Your goal: Which lines of the entries contain the string "升汽油机"? Please find them and copy them.

Record extracts:

------------------------------

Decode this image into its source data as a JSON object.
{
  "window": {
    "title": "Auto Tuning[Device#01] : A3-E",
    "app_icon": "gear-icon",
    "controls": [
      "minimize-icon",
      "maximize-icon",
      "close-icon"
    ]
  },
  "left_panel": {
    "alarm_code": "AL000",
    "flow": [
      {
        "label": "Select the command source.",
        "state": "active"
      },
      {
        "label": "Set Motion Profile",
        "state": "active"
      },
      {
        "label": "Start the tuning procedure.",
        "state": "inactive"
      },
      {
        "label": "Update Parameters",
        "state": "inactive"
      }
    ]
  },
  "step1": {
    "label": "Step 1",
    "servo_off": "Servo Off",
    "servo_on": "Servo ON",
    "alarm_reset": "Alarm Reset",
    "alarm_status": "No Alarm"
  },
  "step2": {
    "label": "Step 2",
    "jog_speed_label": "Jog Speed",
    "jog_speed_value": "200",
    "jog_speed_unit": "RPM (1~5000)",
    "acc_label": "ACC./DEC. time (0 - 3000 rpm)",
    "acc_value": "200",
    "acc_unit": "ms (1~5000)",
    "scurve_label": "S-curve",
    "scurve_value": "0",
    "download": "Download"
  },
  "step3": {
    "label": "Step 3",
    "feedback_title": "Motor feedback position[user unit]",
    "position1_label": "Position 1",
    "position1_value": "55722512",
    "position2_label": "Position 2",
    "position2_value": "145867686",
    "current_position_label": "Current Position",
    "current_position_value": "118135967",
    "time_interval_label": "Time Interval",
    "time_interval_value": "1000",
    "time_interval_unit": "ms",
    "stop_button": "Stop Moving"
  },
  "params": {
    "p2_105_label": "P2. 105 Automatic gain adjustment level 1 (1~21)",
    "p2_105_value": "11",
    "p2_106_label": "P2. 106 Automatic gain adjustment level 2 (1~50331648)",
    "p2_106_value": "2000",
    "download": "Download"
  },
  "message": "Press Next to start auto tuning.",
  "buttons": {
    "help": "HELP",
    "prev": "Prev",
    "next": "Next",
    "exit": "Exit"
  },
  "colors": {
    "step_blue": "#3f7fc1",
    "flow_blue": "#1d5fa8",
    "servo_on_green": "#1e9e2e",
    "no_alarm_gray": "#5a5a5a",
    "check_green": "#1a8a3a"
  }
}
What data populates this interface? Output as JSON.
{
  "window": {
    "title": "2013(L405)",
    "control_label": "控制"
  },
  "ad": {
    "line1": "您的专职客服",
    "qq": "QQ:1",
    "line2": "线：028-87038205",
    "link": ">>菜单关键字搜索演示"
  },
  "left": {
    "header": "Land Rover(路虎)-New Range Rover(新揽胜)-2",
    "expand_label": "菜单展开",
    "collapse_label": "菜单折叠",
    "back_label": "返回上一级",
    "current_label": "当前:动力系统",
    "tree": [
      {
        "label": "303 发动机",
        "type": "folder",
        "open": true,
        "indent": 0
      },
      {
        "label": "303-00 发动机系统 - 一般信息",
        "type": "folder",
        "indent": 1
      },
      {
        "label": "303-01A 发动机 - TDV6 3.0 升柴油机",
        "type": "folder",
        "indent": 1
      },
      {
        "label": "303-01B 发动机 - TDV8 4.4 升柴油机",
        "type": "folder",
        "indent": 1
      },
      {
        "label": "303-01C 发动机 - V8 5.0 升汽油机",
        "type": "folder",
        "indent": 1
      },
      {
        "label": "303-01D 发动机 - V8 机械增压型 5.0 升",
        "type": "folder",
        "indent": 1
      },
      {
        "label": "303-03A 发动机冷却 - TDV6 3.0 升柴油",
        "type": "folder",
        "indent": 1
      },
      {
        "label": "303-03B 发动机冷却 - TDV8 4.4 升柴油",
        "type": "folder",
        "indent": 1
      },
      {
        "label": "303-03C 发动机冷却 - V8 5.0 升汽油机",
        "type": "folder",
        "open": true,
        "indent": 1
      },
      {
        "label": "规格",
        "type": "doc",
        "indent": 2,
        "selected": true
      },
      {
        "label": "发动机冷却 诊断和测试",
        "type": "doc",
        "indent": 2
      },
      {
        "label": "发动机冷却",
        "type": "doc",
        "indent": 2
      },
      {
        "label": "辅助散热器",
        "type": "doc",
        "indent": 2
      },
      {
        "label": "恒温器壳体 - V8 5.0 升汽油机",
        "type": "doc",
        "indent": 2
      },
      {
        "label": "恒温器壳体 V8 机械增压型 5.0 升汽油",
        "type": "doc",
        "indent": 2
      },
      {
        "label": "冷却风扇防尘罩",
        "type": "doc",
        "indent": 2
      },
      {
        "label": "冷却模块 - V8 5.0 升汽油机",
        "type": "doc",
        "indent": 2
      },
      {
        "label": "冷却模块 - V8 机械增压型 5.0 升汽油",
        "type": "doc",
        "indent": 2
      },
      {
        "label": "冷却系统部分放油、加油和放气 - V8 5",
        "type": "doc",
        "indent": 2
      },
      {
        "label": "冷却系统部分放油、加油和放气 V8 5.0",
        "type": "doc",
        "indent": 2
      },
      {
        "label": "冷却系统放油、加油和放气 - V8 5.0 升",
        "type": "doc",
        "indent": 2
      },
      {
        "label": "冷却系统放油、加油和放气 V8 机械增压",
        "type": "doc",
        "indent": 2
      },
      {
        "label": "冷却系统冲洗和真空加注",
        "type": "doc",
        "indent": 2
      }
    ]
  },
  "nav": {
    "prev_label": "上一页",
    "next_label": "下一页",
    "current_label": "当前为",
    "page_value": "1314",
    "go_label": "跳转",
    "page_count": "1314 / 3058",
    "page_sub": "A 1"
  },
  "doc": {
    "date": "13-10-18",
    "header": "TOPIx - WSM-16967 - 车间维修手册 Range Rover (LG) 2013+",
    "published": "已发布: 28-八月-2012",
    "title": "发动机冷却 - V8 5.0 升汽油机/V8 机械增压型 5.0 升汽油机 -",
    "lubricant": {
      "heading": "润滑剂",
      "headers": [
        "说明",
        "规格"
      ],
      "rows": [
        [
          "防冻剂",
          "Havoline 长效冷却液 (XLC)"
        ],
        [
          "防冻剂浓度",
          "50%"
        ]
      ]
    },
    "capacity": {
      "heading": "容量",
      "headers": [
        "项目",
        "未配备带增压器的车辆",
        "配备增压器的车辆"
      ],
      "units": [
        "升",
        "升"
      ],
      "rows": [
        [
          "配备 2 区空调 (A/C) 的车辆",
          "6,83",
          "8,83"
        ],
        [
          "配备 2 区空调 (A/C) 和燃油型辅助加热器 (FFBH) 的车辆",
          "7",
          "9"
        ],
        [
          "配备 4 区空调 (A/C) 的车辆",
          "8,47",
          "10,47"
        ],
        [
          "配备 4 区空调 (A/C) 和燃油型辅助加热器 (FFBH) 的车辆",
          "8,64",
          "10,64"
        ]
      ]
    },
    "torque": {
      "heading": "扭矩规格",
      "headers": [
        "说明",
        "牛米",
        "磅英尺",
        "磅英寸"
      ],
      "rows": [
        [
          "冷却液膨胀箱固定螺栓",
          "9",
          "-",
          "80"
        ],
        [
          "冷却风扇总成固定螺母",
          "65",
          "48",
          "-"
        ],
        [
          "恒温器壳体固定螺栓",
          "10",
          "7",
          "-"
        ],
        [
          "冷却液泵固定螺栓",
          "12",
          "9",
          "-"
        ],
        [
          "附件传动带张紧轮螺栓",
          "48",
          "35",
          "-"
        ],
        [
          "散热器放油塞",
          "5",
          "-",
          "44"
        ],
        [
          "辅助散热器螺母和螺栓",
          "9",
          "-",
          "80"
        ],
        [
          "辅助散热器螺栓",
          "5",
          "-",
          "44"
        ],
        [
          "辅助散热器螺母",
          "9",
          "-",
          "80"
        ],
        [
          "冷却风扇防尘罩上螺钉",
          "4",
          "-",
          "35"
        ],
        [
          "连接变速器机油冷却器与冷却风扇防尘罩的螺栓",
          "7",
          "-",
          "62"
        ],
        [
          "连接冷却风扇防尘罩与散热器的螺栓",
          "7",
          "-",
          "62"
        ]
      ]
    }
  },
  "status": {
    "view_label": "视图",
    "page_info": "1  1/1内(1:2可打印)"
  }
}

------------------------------

Response below:
        "label": "303-01C 发动机 - V8 5.0 升汽油机",
        "label": "303-03C 发动机冷却 - V8 5.0 升汽油机",
        "label": "恒温器壳体 - V8 5.0 升汽油机",
        "label": "冷却模块 - V8 5.0 升汽油机",
    "title": "发动机冷却 - V8 5.0 升汽油机/V8 机械增压型 5.0 升汽油机 -",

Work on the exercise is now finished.